Ilyumzhinov has even been pressing for inclusion of poker in the International Mind Sports Association, of which he is also president. IMSA currently represents chess, bridge, the Chinese game of Go and draughts or checkers.

"I support the idea that the sport of poker should be a member of IMSA," he said. "It is a sport which requires an intellect and intelligence, psychological training. I am in talks with various poker associations about it."

There is some science behind this. Last year, a team of academics from the UK's University of Nottingham, Erasmus University Rotterdam and VU University Amsterdam published research based on analysis of 456 million player-hand observations. They found "substantial evidence" of the predominant role of skill in winning.

"For instance, players who ranked in the best-performing 10% in the first six months of the year were more than twice as likely as others to do similarly well in the next six months," wrote Dr Dennie van Dolder, one of the authors. "And, players who finished in the best-performing 1% in the first half of the year were 12 times more likely than others to repeat the feat in the second half. Meanwhile, players who fared badly from the start continued to lose and hardly ever metamorphosed into top performers."

Not everyone agrees with this. In the US, where online gaming was effectively banned 10 years ago, with the Unlawful Internet Gambling Enforcement Act prohibiting financial transactions arising from gambling, federal and state legislators are still debating the issue. In recent weeks, state senators in Nebraska blocked a bill which would have declared poker a game of skill and therefore not covered by the state's constitution which prohibits games of chance.

Taxation is on the cards

Not incidentally, backers of the proposal had tax revenues in mind. In particular, they were looking for ways to reduce property taxes.

"We hear a lot about property tax relief, limited government and the state not getting involved," bill sponsor Senator Tyson Larson said. "If we care about those issues, here's an outside-the-box opportunity to show that we take these things seriously. We can help our local communities and their fundraising efforts."

And ultimately taxation is a core issue everywhere. In Russia, the government has indicated an interest in taxing online poker and using the proceeds to help subsidise the chess federation and children's sports.

In most jurisdictions, gambling proceeds are non-taxable. You can see why: much of gambling, where the punter makes a bet and the bookie accepts the wager, involves a zero-sum situation. Some bettors win and some lose, and there is no net gain. In order to tax the better's profits, it would be necessary to provide tax relief for the losers.
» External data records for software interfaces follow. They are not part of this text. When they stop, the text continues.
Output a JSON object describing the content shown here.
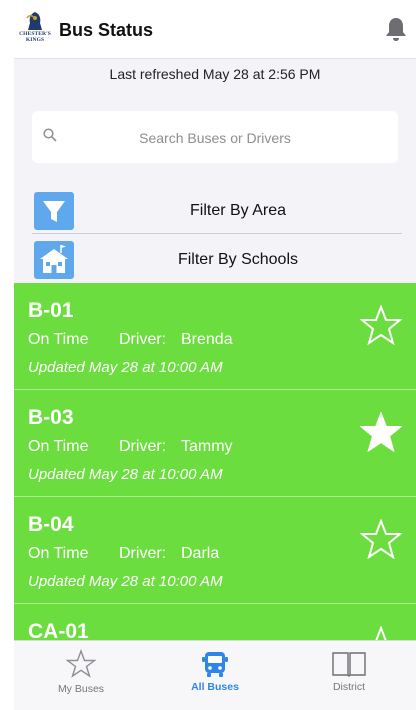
{
  "header": {
    "logo_text": "CHESTER'S KINGS",
    "title": "Bus Status",
    "notification_icon": "bell-icon"
  },
  "refresh_text": "Last refreshed May 28 at 2:56 PM",
  "search": {
    "placeholder": "Search Buses or Drivers",
    "value": "",
    "icon": "search-icon"
  },
  "filters": [
    {
      "label": "Filter By Area",
      "icon": "funnel-icon"
    },
    {
      "label": "Filter By Schools",
      "icon": "school-building-icon"
    }
  ],
  "buses": [
    {
      "id": "B-01",
      "status": "On Time",
      "driver_label": "Driver:",
      "driver": "Brenda",
      "updated": "Updated May 28 at 10:00 AM",
      "favorite": false
    },
    {
      "id": "B-03",
      "status": "On Time",
      "driver_label": "Driver:",
      "driver": "Tammy",
      "updated": "Updated May 28 at 10:00 AM",
      "favorite": true
    },
    {
      "id": "B-04",
      "status": "On Time",
      "driver_label": "Driver:",
      "driver": "Darla",
      "updated": "Updated May 28 at 10:00 AM",
      "favorite": false
    },
    {
      "id": "CA-01",
      "status": "",
      "driver_label": "",
      "driver": "",
      "updated": "",
      "favorite": false
    }
  ],
  "tabs": [
    {
      "label": "My Buses",
      "icon": "star-outline-icon",
      "active": false
    },
    {
      "label": "All Buses",
      "icon": "bus-icon",
      "active": true
    },
    {
      "label": "District",
      "icon": "open-book-icon",
      "active": false
    }
  ],
  "colors": {
    "card_green": "#6cdd3e",
    "accent_blue": "#2f86e8",
    "filter_icon_blue": "#5fa8ee",
    "background": "#f4f3f8"
  }
}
In the end, the gain to the tax authority would be nil — or, in fact, less than nil, because the bookie retains some of the revenue.

But if poker is a game of skill, like golf or any other sport, it follows logically that professionals — people who make a living from the activity — should be taxed, just as the game organisers are.

And that is what the tax policy wonks in governments around the world are looking at, and they are waiting for a major jurisdiction — like Russia — to take the lead. It's a matter worth billions.

Paul Keetch is a former British MP who stepped down from office at the 2010 UK election, having served for five years on the influential Foreign Affairs Committee. He is now an international political and public affairs commentator.